[[ Dataset records, beginning ]]

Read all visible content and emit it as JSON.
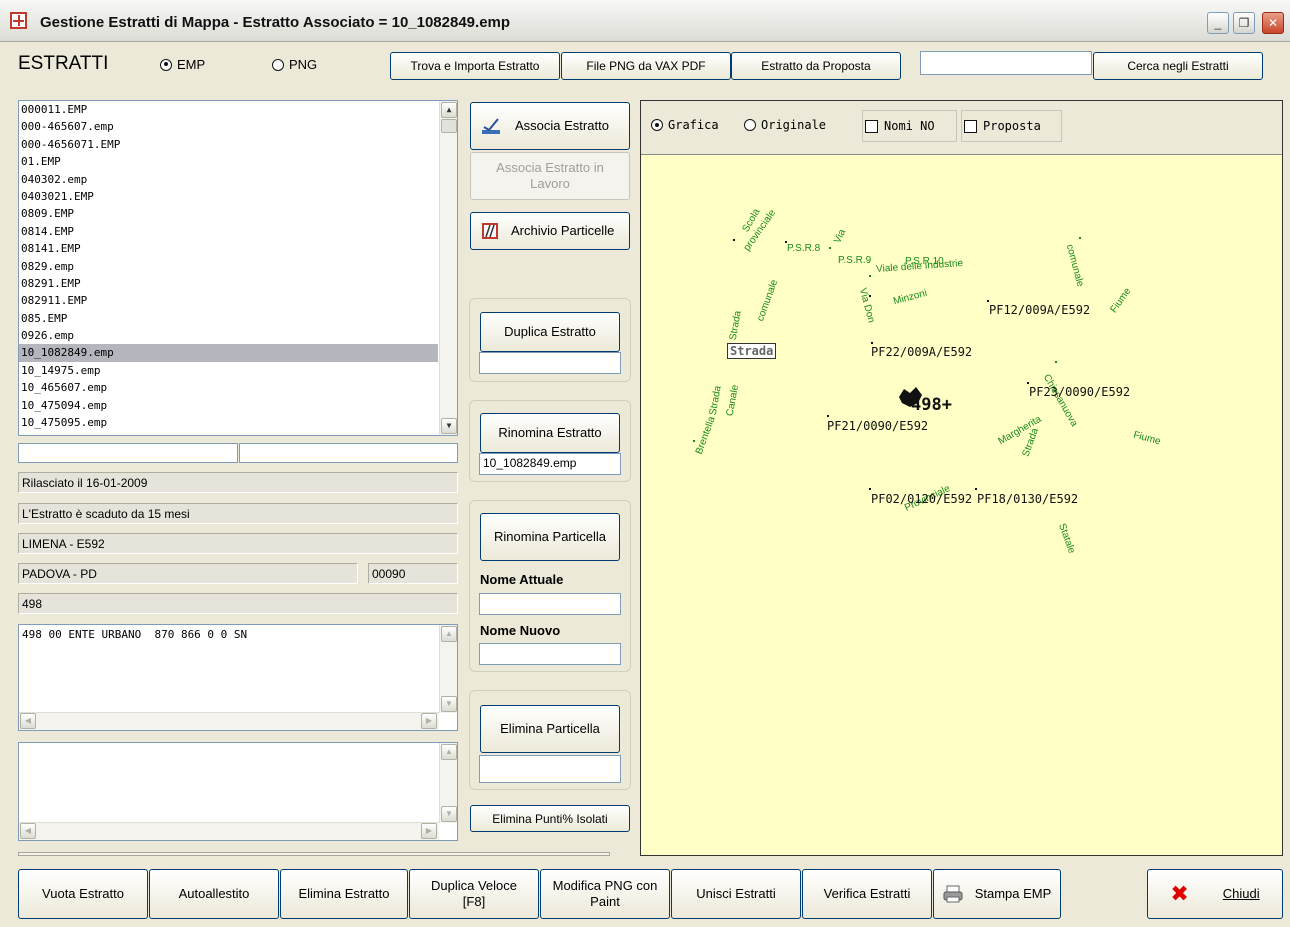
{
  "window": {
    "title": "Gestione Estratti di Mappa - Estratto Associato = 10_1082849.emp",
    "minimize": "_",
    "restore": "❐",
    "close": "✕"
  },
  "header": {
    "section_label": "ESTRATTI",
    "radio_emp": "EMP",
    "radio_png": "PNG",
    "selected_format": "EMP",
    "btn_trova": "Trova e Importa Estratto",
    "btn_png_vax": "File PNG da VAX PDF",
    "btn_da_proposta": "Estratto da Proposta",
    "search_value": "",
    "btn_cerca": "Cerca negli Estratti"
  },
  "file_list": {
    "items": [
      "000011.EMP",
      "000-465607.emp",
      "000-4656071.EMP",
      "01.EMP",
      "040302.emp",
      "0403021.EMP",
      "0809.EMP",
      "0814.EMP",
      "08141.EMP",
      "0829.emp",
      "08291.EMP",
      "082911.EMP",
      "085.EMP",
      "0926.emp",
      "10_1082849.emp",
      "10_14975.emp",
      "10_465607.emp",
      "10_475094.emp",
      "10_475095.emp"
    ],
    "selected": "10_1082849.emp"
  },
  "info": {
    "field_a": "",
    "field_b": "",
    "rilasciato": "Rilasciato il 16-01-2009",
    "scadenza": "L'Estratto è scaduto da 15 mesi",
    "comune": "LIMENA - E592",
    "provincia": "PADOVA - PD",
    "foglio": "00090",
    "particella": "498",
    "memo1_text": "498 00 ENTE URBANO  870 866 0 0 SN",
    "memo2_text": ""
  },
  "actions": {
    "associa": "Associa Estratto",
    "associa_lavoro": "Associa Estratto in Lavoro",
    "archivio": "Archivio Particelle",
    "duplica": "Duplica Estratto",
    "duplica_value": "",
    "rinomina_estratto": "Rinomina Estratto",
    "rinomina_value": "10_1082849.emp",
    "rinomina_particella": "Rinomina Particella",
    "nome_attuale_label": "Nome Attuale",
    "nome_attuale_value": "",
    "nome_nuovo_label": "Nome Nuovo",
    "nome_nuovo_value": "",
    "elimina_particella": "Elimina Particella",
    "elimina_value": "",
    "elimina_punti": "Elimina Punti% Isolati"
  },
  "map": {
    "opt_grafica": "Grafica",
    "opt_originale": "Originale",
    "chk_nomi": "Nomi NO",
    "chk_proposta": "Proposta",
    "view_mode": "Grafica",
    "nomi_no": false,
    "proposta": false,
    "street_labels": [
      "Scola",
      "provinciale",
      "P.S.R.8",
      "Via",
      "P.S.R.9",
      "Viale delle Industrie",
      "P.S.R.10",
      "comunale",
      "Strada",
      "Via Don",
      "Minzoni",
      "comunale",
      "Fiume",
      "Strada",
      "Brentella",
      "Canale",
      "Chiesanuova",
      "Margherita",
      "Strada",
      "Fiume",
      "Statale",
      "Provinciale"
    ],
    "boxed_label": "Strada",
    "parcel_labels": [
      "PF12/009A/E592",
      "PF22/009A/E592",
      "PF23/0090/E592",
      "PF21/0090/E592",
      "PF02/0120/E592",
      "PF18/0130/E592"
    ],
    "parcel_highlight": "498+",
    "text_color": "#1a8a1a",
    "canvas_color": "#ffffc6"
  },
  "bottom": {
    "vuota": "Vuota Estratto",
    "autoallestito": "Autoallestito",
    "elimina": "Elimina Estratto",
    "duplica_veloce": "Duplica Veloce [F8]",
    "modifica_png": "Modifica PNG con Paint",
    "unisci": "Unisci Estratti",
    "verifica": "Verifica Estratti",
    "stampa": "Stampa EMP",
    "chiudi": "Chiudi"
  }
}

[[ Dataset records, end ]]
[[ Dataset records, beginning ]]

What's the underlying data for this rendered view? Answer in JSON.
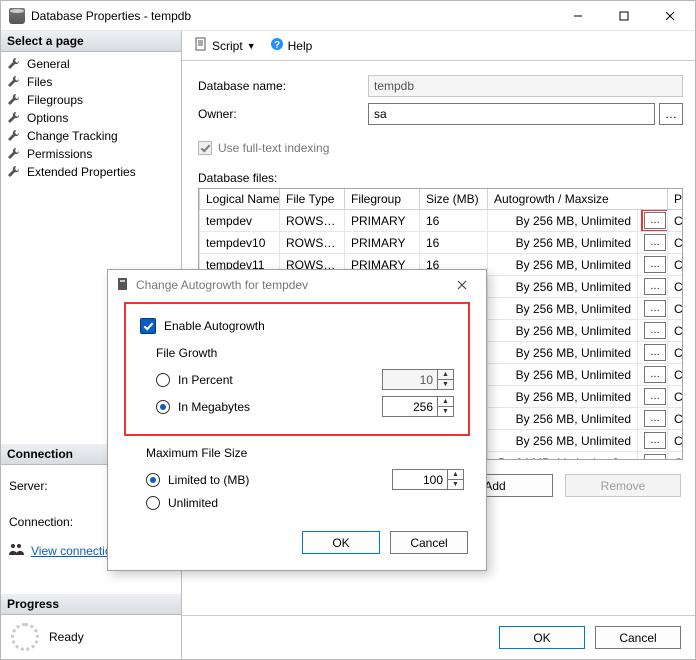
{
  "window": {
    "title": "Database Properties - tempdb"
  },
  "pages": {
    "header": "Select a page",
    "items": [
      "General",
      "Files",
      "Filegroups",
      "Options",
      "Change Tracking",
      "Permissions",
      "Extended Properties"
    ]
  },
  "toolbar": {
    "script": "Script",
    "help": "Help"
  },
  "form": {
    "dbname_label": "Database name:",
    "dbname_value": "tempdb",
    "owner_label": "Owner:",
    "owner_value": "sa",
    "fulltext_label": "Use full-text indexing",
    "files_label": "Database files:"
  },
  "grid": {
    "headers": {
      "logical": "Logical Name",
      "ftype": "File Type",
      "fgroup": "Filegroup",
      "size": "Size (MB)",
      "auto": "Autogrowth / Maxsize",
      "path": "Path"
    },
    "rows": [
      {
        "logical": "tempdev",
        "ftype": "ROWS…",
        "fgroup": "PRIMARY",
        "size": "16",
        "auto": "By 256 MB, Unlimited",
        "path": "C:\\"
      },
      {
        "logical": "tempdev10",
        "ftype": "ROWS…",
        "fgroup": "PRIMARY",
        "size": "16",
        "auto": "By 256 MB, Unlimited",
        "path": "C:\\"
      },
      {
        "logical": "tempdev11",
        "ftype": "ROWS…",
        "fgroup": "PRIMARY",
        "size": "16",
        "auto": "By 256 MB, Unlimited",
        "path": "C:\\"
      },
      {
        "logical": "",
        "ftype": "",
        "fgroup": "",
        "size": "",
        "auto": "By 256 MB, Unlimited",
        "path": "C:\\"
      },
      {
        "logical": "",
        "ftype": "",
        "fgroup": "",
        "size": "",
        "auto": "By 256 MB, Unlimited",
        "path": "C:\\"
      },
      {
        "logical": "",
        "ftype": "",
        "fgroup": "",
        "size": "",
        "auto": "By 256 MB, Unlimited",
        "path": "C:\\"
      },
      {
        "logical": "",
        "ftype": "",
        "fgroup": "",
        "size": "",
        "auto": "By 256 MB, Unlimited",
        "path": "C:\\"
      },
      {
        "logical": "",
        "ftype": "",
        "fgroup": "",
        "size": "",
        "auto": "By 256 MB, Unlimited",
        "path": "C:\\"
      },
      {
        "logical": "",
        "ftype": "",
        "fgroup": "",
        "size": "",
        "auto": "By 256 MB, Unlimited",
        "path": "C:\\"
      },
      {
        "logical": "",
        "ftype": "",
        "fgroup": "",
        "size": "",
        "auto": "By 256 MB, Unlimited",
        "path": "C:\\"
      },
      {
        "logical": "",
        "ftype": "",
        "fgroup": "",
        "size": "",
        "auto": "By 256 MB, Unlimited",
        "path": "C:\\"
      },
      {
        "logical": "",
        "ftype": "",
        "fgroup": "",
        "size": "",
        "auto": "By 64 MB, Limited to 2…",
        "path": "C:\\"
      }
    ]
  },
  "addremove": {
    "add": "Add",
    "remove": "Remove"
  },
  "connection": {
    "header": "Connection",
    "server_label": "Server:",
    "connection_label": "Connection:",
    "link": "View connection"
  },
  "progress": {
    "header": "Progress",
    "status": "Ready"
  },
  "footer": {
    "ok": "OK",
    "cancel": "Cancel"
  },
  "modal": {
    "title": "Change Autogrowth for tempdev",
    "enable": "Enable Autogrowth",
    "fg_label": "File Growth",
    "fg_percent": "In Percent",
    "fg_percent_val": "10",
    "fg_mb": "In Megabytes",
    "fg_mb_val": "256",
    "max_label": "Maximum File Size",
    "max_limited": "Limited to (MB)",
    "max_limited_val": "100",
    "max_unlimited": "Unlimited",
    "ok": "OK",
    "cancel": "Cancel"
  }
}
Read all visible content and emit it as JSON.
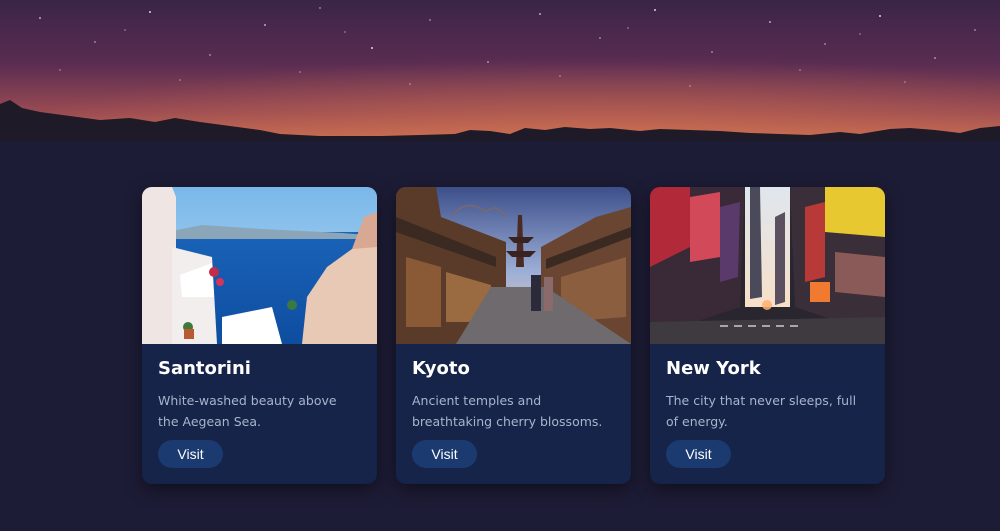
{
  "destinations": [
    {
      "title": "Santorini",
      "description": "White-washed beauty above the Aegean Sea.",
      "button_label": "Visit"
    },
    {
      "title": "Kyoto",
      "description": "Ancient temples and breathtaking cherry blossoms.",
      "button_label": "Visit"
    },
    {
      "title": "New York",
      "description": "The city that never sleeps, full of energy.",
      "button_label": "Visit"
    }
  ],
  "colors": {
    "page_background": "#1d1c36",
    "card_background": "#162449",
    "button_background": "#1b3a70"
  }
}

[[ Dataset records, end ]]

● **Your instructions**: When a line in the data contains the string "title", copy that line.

● **Solution to this task**:
    "title": "Gestione Estratti di Mappa - Estratto Associato = 10_1082849.emp",
    "title": "Database Properties - tempdb"
    "title": "Change Autogrowth for tempdev",
      "title": "Santorini",
      "title": "Kyoto",
      "title": "New York",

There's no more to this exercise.